The rarely-found bone, known as the os cordis, which is just a few millimetres in length, was found in the hearts of chimps suffering from a type of heart disease called idiopathic myocardial fibrosis.
This condition is also present in humans, and has been linked to dangerously irregular heart beats and sudden death.
Other animals which have the os cordis heart bone include cows, sheep, otters, dogs and camels, but this is the first time it has been discovered in chimps.
Humans, chimps, gorillas, orangutans and their extinct ancestors form a family of organisms known as the Hominidae. Researchers generally agree that among the living animals in this group, humans are most closely related to chimps, based on comparisons of anatomy and genetics.
The discovery of the tiny heart bone in chimps raises the question of whether it is also part of human anatomy.
Scientists also hope the discovery could lead to medical advances which will help protect wild chimps, which are endangered and blighted by heart disease.
Researchers at Nottingham University used an advancing imaging technique called micro-computed tomography to identify the bone. This allows researchers to scan at much higher magnifications than standard hospital or veterinary CT scans.
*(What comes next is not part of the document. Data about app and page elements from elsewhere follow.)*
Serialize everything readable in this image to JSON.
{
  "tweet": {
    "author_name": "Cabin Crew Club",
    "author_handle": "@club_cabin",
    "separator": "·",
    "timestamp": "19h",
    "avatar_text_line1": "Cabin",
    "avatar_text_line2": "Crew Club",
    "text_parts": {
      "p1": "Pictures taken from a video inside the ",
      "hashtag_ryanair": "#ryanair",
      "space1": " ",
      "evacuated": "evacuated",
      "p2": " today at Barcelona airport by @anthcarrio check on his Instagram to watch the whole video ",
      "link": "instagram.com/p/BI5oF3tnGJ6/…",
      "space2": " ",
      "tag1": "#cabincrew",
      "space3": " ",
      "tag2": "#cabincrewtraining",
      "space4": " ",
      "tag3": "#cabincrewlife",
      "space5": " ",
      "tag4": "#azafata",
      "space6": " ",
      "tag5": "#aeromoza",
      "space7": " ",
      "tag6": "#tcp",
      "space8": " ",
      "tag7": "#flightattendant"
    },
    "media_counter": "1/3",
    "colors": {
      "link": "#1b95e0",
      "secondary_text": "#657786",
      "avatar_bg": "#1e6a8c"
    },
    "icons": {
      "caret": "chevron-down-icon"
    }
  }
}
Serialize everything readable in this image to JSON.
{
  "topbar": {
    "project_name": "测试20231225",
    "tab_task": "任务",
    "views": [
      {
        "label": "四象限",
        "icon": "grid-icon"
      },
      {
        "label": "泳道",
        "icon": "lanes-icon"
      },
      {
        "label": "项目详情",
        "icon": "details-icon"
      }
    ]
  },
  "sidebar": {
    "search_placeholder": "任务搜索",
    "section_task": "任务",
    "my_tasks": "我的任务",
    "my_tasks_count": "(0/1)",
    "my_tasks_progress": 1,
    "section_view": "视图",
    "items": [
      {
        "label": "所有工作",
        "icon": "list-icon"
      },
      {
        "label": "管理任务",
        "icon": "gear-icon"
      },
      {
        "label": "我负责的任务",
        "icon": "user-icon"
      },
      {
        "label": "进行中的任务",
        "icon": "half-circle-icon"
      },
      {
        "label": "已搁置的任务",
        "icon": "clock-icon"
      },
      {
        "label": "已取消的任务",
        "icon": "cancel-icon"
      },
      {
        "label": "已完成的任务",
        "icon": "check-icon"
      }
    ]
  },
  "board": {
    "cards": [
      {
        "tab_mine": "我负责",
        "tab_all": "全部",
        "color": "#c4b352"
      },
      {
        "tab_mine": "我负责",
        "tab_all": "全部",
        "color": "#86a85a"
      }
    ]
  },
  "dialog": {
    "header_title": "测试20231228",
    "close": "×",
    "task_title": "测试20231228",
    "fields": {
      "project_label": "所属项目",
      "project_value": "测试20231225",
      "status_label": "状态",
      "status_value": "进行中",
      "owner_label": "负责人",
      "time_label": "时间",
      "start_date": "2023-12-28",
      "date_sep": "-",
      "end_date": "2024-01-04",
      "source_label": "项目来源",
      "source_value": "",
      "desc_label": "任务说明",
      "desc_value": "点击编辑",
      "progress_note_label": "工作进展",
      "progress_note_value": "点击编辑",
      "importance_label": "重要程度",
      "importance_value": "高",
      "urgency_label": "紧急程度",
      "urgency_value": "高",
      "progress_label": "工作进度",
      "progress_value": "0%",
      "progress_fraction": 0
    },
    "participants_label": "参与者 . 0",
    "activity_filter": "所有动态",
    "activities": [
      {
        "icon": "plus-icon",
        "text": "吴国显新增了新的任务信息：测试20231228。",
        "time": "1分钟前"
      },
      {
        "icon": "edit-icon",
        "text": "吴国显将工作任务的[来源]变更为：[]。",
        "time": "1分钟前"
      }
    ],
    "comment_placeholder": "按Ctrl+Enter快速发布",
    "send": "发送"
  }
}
Dr Catrin Rutland, a genetics expert at the university, who led the study, said: “The discovery of a new bone in a new species is a rare event, especially in chimps which have such similar anatomy to people. It raises the question as to whether some people could have an os cordis too.”
Dr Sophie Moittié, a chimpanzee specialist at the university, added: “Looking for ways to help chimps with heart disease is essential. Understanding what is happening to their hearts helps us manage their health.”
The study was published in the journal Scientific Reports.